### WHAT THIS TASK INVOLVES
Every line containing the string "rekonq" is to be copied from the records.

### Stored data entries
☆ ☆ ☆ ☆ ☆ ☆ ☆

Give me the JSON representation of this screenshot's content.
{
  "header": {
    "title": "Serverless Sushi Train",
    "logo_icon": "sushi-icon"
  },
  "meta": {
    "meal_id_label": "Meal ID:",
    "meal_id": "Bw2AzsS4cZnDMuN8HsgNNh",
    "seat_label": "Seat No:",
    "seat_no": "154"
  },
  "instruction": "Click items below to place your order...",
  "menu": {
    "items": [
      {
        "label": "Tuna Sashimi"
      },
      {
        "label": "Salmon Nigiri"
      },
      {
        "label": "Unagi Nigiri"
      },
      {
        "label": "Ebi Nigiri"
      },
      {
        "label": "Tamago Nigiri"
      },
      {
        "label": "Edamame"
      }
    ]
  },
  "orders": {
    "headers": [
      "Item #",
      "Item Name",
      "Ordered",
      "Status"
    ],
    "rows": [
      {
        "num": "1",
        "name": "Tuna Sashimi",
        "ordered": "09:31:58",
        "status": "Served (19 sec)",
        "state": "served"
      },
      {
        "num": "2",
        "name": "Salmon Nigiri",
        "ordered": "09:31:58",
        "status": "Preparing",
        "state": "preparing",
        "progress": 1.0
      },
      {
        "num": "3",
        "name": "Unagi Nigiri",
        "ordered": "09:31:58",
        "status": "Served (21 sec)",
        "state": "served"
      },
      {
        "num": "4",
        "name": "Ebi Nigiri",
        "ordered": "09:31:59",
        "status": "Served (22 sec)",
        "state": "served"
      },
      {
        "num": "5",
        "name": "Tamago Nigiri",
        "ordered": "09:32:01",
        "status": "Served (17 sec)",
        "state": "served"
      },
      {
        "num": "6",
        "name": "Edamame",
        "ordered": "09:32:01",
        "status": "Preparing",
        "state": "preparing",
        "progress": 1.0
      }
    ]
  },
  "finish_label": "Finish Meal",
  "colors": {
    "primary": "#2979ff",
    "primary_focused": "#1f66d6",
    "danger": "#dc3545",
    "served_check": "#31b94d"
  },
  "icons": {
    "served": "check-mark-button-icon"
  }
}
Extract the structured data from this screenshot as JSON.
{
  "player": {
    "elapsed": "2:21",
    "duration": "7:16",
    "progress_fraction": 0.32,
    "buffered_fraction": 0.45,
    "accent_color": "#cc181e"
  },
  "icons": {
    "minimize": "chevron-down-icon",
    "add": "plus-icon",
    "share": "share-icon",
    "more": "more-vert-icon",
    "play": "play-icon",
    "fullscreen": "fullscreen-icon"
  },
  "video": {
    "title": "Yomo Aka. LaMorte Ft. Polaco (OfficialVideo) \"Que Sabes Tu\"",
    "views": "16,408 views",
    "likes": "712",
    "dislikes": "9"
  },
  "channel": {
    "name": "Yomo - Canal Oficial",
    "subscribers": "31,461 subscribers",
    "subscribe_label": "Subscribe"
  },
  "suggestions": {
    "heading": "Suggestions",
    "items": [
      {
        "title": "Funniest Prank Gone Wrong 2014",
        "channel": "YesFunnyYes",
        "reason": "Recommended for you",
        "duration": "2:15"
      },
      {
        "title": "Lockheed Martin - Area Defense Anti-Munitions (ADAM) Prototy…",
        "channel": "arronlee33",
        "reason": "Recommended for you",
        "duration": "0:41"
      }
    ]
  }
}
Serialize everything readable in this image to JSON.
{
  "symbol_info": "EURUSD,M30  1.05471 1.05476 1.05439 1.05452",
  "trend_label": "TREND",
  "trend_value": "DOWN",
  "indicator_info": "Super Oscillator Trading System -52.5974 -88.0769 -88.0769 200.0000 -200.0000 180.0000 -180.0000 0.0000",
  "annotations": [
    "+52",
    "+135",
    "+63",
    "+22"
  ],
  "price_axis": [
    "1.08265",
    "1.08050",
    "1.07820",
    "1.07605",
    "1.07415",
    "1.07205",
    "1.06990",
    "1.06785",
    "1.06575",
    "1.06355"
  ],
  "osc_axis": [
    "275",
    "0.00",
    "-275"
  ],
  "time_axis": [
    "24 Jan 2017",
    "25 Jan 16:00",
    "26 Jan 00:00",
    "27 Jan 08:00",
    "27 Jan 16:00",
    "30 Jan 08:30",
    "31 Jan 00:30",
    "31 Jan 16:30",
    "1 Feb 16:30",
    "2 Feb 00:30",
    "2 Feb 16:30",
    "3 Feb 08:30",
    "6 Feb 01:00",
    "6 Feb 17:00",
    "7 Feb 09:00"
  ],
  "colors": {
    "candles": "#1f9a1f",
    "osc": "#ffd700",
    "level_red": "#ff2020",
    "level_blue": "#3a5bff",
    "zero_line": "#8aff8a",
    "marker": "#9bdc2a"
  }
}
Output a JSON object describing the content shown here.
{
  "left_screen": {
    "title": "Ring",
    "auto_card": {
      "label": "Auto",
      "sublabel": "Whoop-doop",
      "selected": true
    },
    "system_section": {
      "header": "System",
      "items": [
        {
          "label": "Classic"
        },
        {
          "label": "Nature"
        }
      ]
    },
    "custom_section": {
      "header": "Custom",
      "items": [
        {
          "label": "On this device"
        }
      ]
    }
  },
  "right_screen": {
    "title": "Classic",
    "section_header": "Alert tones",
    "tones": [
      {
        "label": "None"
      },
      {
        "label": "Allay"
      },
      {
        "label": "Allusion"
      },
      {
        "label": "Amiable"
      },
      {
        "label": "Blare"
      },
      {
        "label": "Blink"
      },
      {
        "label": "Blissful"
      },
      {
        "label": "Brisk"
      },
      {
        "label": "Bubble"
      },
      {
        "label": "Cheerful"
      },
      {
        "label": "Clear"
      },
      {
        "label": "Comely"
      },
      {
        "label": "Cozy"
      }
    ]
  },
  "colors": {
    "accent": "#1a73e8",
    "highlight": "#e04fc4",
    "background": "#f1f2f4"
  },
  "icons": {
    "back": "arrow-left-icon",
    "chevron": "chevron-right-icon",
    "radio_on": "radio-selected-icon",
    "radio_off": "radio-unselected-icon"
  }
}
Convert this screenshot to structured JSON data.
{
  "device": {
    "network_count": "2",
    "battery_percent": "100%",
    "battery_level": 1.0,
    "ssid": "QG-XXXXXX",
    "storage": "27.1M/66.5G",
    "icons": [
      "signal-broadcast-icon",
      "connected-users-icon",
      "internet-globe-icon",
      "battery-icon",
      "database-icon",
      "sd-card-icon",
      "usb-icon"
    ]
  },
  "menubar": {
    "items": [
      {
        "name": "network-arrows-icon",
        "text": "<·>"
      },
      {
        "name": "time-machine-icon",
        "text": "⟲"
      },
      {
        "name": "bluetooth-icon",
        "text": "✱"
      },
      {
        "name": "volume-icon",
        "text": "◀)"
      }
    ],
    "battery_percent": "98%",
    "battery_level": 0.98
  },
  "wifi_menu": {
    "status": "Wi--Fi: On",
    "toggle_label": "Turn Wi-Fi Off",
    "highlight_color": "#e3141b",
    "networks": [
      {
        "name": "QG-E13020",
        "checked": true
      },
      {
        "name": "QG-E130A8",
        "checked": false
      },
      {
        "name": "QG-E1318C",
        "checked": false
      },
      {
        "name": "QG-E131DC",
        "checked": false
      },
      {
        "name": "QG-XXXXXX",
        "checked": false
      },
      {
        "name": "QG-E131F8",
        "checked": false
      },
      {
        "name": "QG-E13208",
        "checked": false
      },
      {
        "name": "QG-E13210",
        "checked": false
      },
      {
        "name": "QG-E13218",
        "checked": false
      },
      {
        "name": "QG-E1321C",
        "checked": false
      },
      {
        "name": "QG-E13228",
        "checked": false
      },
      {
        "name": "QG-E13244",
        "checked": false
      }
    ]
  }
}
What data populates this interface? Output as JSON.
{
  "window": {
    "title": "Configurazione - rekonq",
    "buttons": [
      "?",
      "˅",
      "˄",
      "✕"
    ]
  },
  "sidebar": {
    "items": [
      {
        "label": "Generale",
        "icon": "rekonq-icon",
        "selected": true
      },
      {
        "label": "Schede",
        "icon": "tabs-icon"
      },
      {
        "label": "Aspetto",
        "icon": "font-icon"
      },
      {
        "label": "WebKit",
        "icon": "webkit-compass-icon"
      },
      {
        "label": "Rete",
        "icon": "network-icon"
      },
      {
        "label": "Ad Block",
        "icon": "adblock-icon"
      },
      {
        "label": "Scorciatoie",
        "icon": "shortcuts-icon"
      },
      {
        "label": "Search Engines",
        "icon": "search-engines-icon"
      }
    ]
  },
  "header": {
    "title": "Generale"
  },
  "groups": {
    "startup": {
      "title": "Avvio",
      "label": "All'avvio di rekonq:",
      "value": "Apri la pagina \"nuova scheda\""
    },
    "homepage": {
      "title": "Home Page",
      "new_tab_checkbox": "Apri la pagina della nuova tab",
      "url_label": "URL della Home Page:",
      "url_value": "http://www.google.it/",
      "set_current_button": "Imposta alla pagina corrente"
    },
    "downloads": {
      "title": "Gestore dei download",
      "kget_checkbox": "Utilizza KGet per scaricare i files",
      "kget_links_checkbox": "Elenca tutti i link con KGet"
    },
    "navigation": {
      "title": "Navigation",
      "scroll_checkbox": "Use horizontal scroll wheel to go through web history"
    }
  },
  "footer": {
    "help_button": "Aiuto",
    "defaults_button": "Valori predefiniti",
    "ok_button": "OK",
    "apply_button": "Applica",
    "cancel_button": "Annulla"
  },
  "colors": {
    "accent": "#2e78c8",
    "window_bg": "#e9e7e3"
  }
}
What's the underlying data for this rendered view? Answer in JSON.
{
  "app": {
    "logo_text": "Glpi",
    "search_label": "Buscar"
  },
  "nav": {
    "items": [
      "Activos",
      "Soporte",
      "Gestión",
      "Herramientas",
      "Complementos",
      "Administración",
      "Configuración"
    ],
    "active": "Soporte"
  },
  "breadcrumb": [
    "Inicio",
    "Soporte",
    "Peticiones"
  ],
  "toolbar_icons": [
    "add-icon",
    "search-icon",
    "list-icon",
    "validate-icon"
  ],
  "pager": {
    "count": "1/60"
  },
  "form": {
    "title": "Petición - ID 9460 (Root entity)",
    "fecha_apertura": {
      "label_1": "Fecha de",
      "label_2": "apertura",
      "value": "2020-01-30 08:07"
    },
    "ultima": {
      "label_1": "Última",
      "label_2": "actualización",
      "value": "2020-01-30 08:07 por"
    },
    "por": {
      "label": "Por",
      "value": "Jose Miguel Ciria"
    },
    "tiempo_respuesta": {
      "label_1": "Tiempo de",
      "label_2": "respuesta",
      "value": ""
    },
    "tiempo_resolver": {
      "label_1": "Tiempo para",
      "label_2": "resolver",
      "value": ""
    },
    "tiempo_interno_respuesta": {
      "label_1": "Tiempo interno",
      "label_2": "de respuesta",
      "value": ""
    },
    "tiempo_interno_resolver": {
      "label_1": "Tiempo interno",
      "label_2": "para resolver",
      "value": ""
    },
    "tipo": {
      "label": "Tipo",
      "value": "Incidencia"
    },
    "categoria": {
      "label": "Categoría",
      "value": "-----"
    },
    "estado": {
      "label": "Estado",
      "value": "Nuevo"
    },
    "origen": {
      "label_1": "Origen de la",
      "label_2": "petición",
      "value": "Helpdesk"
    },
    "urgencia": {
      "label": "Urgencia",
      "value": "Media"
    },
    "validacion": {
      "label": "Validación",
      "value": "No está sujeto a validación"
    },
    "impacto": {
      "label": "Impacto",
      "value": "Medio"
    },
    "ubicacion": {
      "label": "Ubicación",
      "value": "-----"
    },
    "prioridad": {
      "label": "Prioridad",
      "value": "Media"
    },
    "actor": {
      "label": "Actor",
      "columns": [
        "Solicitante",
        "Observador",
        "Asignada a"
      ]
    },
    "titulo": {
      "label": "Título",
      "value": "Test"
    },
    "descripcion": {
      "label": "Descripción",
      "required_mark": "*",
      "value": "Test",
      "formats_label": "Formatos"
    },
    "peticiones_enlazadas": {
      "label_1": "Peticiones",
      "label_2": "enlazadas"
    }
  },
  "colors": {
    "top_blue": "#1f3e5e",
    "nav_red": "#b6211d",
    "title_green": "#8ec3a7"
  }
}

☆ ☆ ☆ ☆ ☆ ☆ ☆

### RESPONSE FOR THIS EXERCISE
    "title": "Configurazione - rekonq",
        "icon": "rekonq-icon",
      "label": "All'avvio di rekonq:",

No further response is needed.